Apple has removed from its online stores the controversial HKmap.Live app, which had been used to show the locations of protests and police operations in Hong Kong. The move was made on Thursday, local time, barely a day after Apple had been criticized in mainland Chinese media for hosting the app.

A statement from Apple said that it had been contacted by “many concerned customers in Hong Kong” and that it had begun an investigation. It said the app, which uses crowdsourced information, “had endangered law enforcement and residents.” Apple is understood to have previously rejected the app, but reversed that decision, and began hosting it from Oct. 4.

The anonymous developer of the HKmap.Live app took to the Telegram messaging app on Thursday to post the text of a review by Apple that explained the tech giant’s decision. “The app displays police locations and we have verified with the Hong Kong Cybersecurity and Technology Crime Bureau that the app has been used to target and ambush police, threaten public safety, and criminals have used it to victimize residents in areas where they know there is no law enforcement,” it said. The text was also used by Apple in its media statement.

The Reuters news agency said that the app continued to work for users who had previously downloaded it in Hong Kong. A web version was also still viewable on iPhones.

Protests in Hong Kong against the local government’s proposed extradition bill began in June, and although the bill has been withdrawn, the protests have broadened into calls for the removal of the territory’s chief executive, Carrie Lam, and for the establishment of representative democracy.

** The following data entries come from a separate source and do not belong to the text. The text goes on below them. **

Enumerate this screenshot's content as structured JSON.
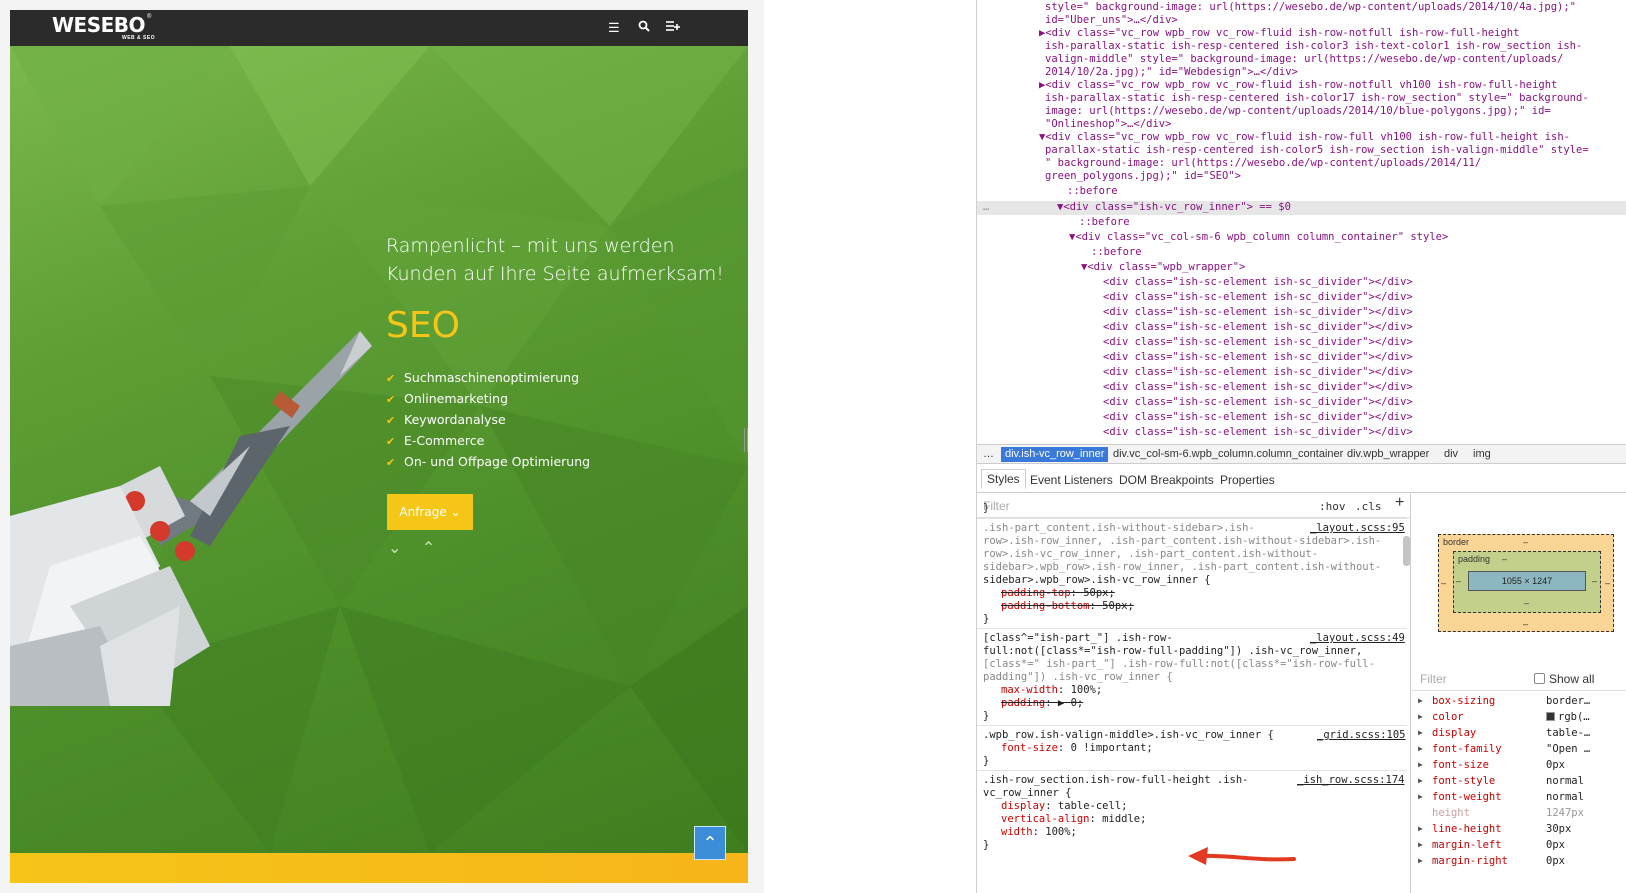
{
  "site": {
    "logo": "WESEBO",
    "logo_sub": "WEB & SEO",
    "logo_reg": "®",
    "header_icons": [
      "menu-icon",
      "search-icon",
      "add-list-icon"
    ],
    "hero": {
      "title": "Rampenlicht – mit uns werden Kunden auf Ihre Seite aufmerksam!",
      "heading": "SEO",
      "list": [
        "Suchmaschinenoptimierung",
        "Onlinemarketing",
        "Keywordanalyse",
        "E-Commerce",
        "On- und Offpage Optimierung"
      ],
      "cta_label": "Anfrage ⌄",
      "scroll_arrows": "⌄ ⌃",
      "to_top": "⌃"
    },
    "colors": {
      "green": "#4e902a",
      "yellow": "#f5c518",
      "header": "#2b2b2b",
      "to_top": "#3a8dd6"
    }
  },
  "devtools": {
    "dom": [
      "style=\" background-image: url(https://wesebo.de/wp-content/uploads/2014/10/4a.jpg);\"",
      "id=\"Uber_uns\">…</div>",
      "▶<div class=\"vc_row wpb_row vc_row-fluid ish-row-notfull ish-row-full-height",
      "ish-parallax-static ish-resp-centered ish-color3 ish-text-color1 ish-row_section ish-",
      "valign-middle\" style=\" background-image: url(https://wesebo.de/wp-content/uploads/",
      "2014/10/2a.jpg);\" id=\"Webdesign\">…</div>",
      "▶<div class=\"vc_row wpb_row vc_row-fluid ish-row-notfull vh100 ish-row-full-height",
      "ish-parallax-static ish-resp-centered ish-color17 ish-row_section\" style=\" background-",
      "image: url(https://wesebo.de/wp-content/uploads/2014/10/blue-polygons.jpg);\" id=",
      "\"Onlineshop\">…</div>",
      "▼<div class=\"vc_row wpb_row vc_row-fluid ish-row-full vh100 ish-row-full-height ish-",
      "parallax-static ish-resp-centered ish-color5 ish-row_section ish-valign-middle\" style=",
      "\" background-image: url(https://wesebo.de/wp-content/uploads/2014/11/",
      "green_polygons.jpg);\" id=\"SEO\">",
      "::before",
      "▼<div class=\"ish-vc_row_inner\"> == $0",
      "::before",
      "▼<div class=\"vc_col-sm-6 wpb_column column_container\" style>",
      "::before",
      "▼<div class=\"wpb_wrapper\">",
      "<div class=\"ish-sc-element ish-sc_divider\"></div>",
      "<div class=\"ish-sc-element ish-sc_divider\"></div>",
      "<div class=\"ish-sc-element ish-sc_divider\"></div>",
      "<div class=\"ish-sc-element ish-sc_divider\"></div>",
      "<div class=\"ish-sc-element ish-sc_divider\"></div>",
      "<div class=\"ish-sc-element ish-sc_divider\"></div>",
      "<div class=\"ish-sc-element ish-sc_divider\"></div>",
      "<div class=\"ish-sc-element ish-sc_divider\"></div>",
      "<div class=\"ish-sc-element ish-sc_divider\"></div>",
      "<div class=\"ish-sc-element ish-sc_divider\"></div>",
      "<div class=\"ish-sc-element ish-sc_divider\"></div>"
    ],
    "selected_marker": "…",
    "breadcrumb": [
      "…",
      "div.ish-vc_row_inner",
      "div.vc_col-sm-6.wpb_column.column_container",
      "div.wpb_wrapper",
      "div",
      "img"
    ],
    "tabs": [
      "Styles",
      "Event Listeners",
      "DOM Breakpoints",
      "Properties"
    ],
    "styles_filter": "Filter",
    "hov": ":hov",
    "cls": ".cls",
    "add": "+",
    "rules": [
      {
        "text": "}"
      },
      {
        "text": ".ish-part_content.ish-without-sidebar>.ish-",
        "src": "_layout.scss:95"
      },
      {
        "text": "row>.ish-row_inner, .ish-part_content.ish-without-sidebar>.ish-"
      },
      {
        "text": "row>.ish-vc_row_inner, .ish-part_content.ish-without-"
      },
      {
        "text": "sidebar>.wpb_row>.ish-row_inner, .ish-part_content.ish-without-"
      },
      {
        "text": "sidebar>.wpb_row>.ish-vc_row_inner {"
      },
      {
        "prop": "padding-top",
        "val": "50px;",
        "strike": true
      },
      {
        "prop": "padding-bottom",
        "val": "50px;",
        "strike": true
      },
      {
        "text": "}"
      },
      {
        "text": "[class^=\"ish-part_\"] .ish-row-",
        "src": "_layout.scss:49"
      },
      {
        "text": "full:not([class*=\"ish-row-full-padding\"]) .ish-vc_row_inner,"
      },
      {
        "text": "[class*=\" ish-part_\"] .ish-row-full:not([class*=\"ish-row-full-"
      },
      {
        "text": "padding\"]) .ish-vc_row_inner {"
      },
      {
        "prop": "max-width",
        "val": "100%;"
      },
      {
        "prop": "padding",
        "val": "▶ 0;",
        "strike": true
      },
      {
        "text": "}"
      },
      {
        "text": ".wpb_row.ish-valign-middle>.ish-vc_row_inner {",
        "src": "_grid.scss:105"
      },
      {
        "prop": "font-size",
        "val": "0 !important;"
      },
      {
        "text": "}"
      },
      {
        "text": ".ish-row_section.ish-row-full-height .ish-",
        "src": "_ish_row.scss:174"
      },
      {
        "text": "vc_row_inner {"
      },
      {
        "prop": "display",
        "val": "table-cell;"
      },
      {
        "prop": "vertical-align",
        "val": "middle;"
      },
      {
        "prop": "width",
        "val": "100%;"
      },
      {
        "text": "}"
      }
    ],
    "boxmodel": {
      "border_label": "border",
      "border_val": "–",
      "padding_label": "padding",
      "padding_val": "–",
      "content": "1055 × 1247",
      "side_dash": "–"
    },
    "computed_filter": "Filter",
    "show_all": "Show all",
    "computed": [
      {
        "name": "box-sizing",
        "value": "border…"
      },
      {
        "name": "color",
        "value": "rgb(…"
      },
      {
        "name": "display",
        "value": "table-…"
      },
      {
        "name": "font-family",
        "value": "\"Open …"
      },
      {
        "name": "font-size",
        "value": "0px"
      },
      {
        "name": "font-style",
        "value": "normal"
      },
      {
        "name": "font-weight",
        "value": "normal"
      },
      {
        "name": "height",
        "value": "1247px",
        "inherited": true
      },
      {
        "name": "line-height",
        "value": "30px"
      },
      {
        "name": "margin-left",
        "value": "0px"
      },
      {
        "name": "margin-right",
        "value": "0px"
      }
    ]
  }
}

After 18 weeks of stalemate, there have been many outbreaks of violence on the streets of Hong Kong, and discussions of the subject have fueled pro-Beijing and anti-Beijing recriminations.

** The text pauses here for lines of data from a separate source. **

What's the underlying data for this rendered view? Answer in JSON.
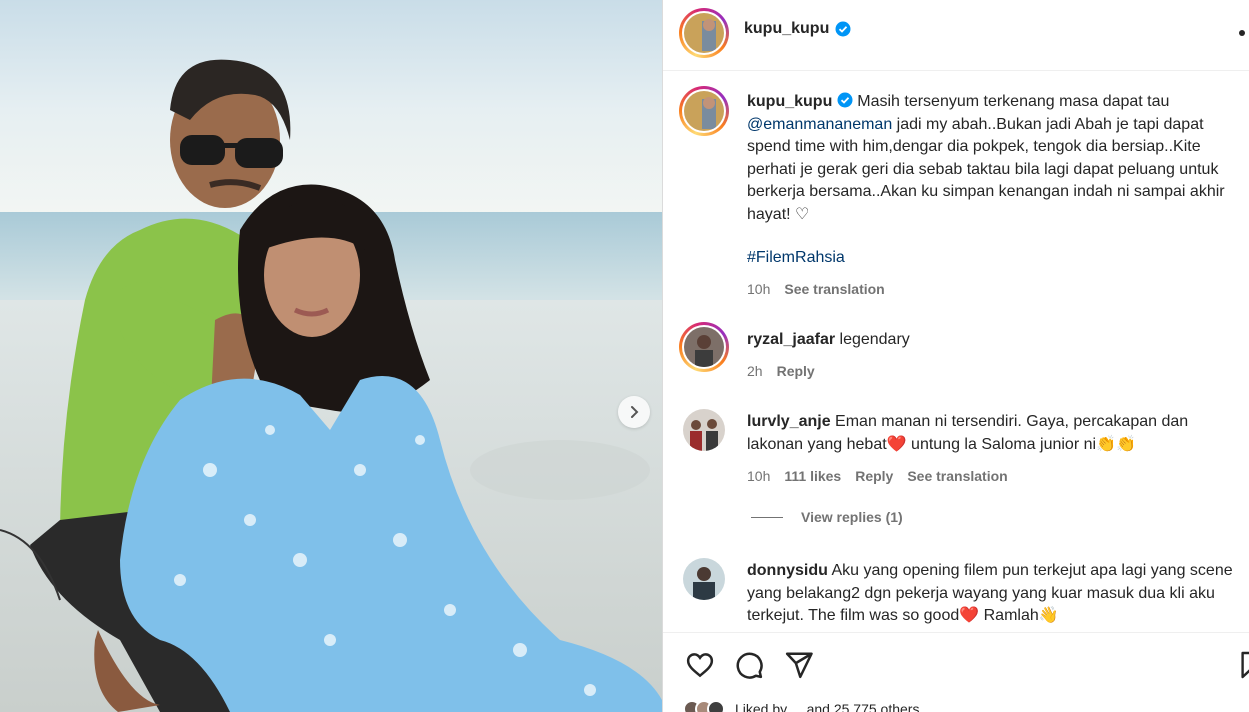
{
  "post": {
    "owner": "kupu_kupu",
    "caption_text": " Masih tersenyum terkenang masa dapat tau ",
    "caption_mention": "@emanmananeman",
    "caption_rest": " jadi my abah..Bukan jadi Abah je tapi dapat spend time with him,dengar dia pokpek, tengok dia bersiap..Kite perhati je gerak geri dia sebab taktau bila lagi dapat peluang untuk berkerja bersama..Akan ku simpan kenangan indah ni sampai akhir hayat! ♡",
    "hashtag": "#FilemRahsia",
    "time": "10h",
    "see_translation": "See translation"
  },
  "comments": [
    {
      "user": "ryzal_jaafar",
      "text": " legendary",
      "time": "2h",
      "reply": "Reply"
    },
    {
      "user": "lurvly_anje",
      "text": " Eman manan ni tersendiri. Gaya, percakapan dan lakonan yang hebat❤️ untung la Saloma junior ni👏👏",
      "time": "10h",
      "likes": "111 likes",
      "reply": "Reply",
      "see_translation": "See translation",
      "view_replies": "View replies (1)"
    },
    {
      "user": "donnysidu",
      "text": " Aku yang opening filem pun terkejut apa lagi yang scene yang belakang2 dgn pekerja wayang yang kuar masuk dua kli aku terkejut. The film was so good❤️ Ramlah👋"
    }
  ],
  "likes_line": "Liked by ... and 25,775 others",
  "colors": {
    "link": "#00376b",
    "meta": "#737373",
    "verified": "#0095f6"
  },
  "icons": [
    "verified-icon",
    "more-icon",
    "next-arrow-icon",
    "heart-icon",
    "comment-icon",
    "share-icon",
    "bookmark-icon",
    "like-heart-icon"
  ]
}
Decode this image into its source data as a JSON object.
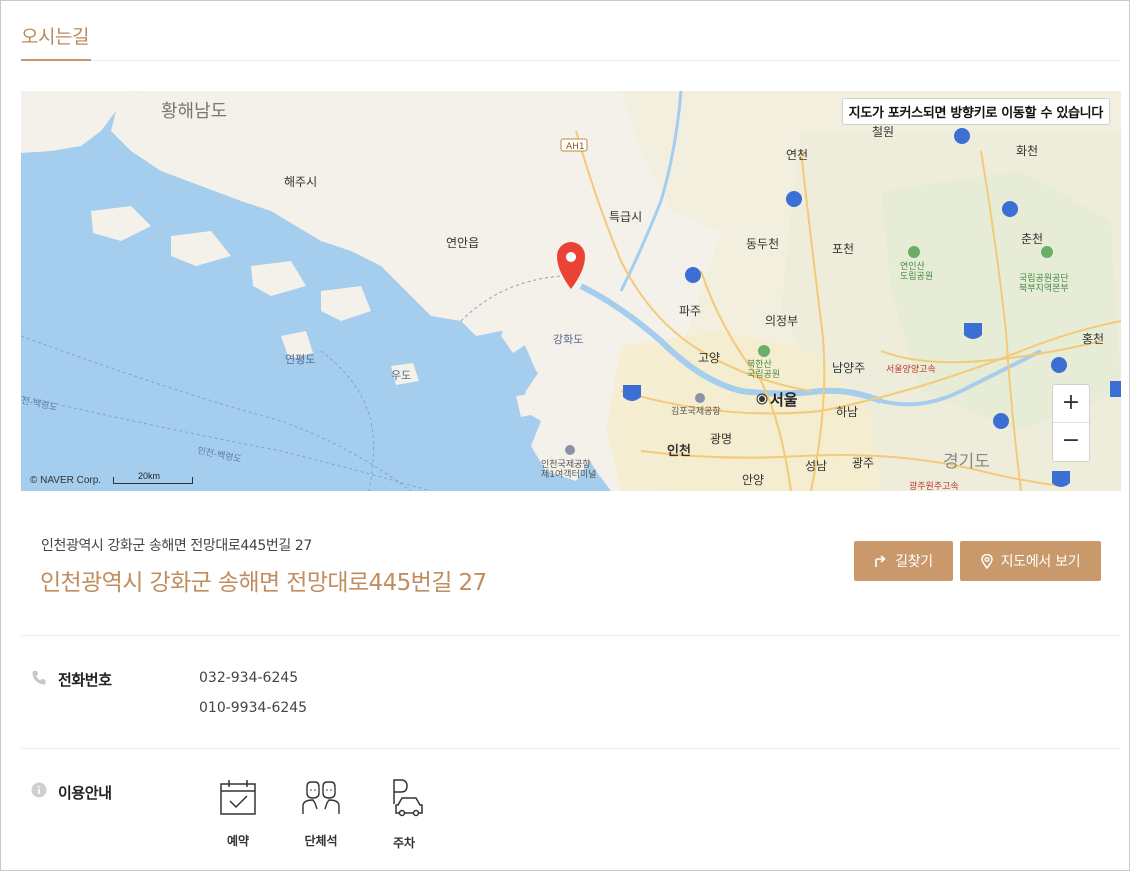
{
  "tabs": {
    "active": "오시는길"
  },
  "map": {
    "notice": "지도가 포커스되면 방향키로 이동할 수 있습니다",
    "copyright": "© NAVER Corp.",
    "scale": "20km",
    "zoom_in": "+",
    "zoom_out": "−",
    "labels": {
      "hwanghae": "황해남도",
      "haeju": "해주시",
      "yeonan": "연안읍",
      "gaepung": "특급시",
      "cheorwon": "철원",
      "yeoncheon": "연천",
      "hwacheon": "화천",
      "dongducheon": "동두천",
      "pocheon": "포천",
      "yeonin_park": "연인산\n도립공원",
      "chuncheon": "춘천",
      "national_park": "국립공원공단\n북부지역본부",
      "ganghwa": "강화도",
      "paju": "파주",
      "uijeongbu": "의정부",
      "yeonpyeong": "연평도",
      "udo": "우도",
      "goyang": "고양",
      "bukhansan": "북한산\n국립공원",
      "namyangju": "남양주",
      "seoul_yangyang": "서울양양고속",
      "hongcheon": "홍천",
      "seoul": "서울",
      "gimpo_airport": "김포국제공항",
      "hanam": "하남",
      "incheon": "인천",
      "gwangmyeong": "광명",
      "gyeonggi": "경기도",
      "incheon_baengnyeong": "인천-백령도",
      "incheon_baeng_left": "천-백령도",
      "incheon_airport": "인천국제공항\n제1여객터미널",
      "seongnam": "성남",
      "gwangju": "광주",
      "anyang": "안양",
      "gwangju_wonju": "광주원주고속",
      "ah1": "AH1"
    }
  },
  "address": {
    "small": "인천광역시 강화군 송해면 전망대로445번길 27",
    "big": "인천광역시 강화군 송해면 전망대로445번길 27"
  },
  "buttons": {
    "route": "길찾기",
    "view_map": "지도에서 보기"
  },
  "phone": {
    "label": "전화번호",
    "numbers": [
      "032-934-6245",
      "010-9934-6245"
    ]
  },
  "info": {
    "label": "이용안내",
    "amenities": [
      {
        "label": "예약",
        "icon": "calendar-check-icon"
      },
      {
        "label": "단체석",
        "icon": "group-seat-icon"
      },
      {
        "label": "주차",
        "icon": "parking-car-icon"
      }
    ]
  },
  "colors": {
    "accent": "#c9996b",
    "accent_text": "#c08e5e",
    "water": "#a4cdee",
    "land": "#f3f1ea",
    "marker": "#ea4335"
  }
}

Businesses have been politicized by both camps. Using state-controlled media, the Chinese government has criticized businesses including the Cathay Pacific airline and MTR, Hong Kong’s subway operator. Both rapidly backtracked. Pro-democracy protesters have called for a boycott of Maxims, the catering giant that operates the Starbucks and Yoshinoya restaurant franchises in Hong Kong, after Annie Wu Suk-ching, the daughter of its founder, labeled protesters as “rioters” at a United Nations conference.

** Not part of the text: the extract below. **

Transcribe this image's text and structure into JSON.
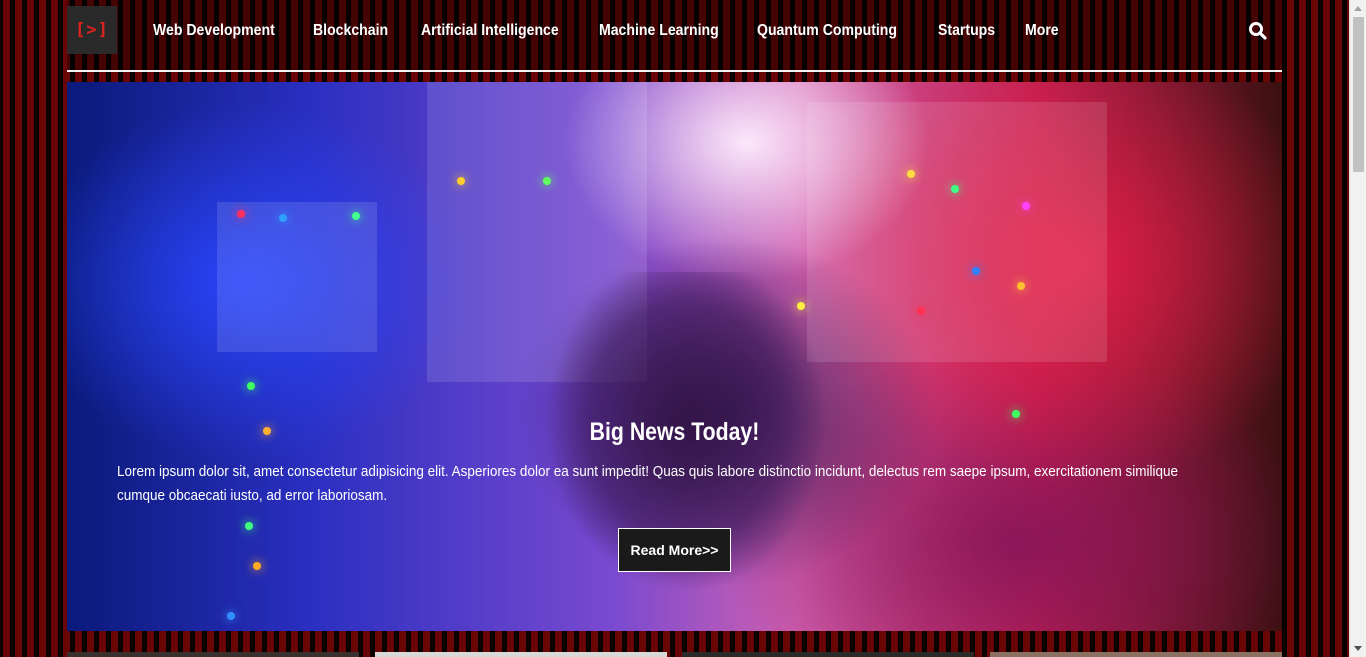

In the past few days, both the U.S.’s National Basketball Association and animated show “South Park” have been drawn into the fray.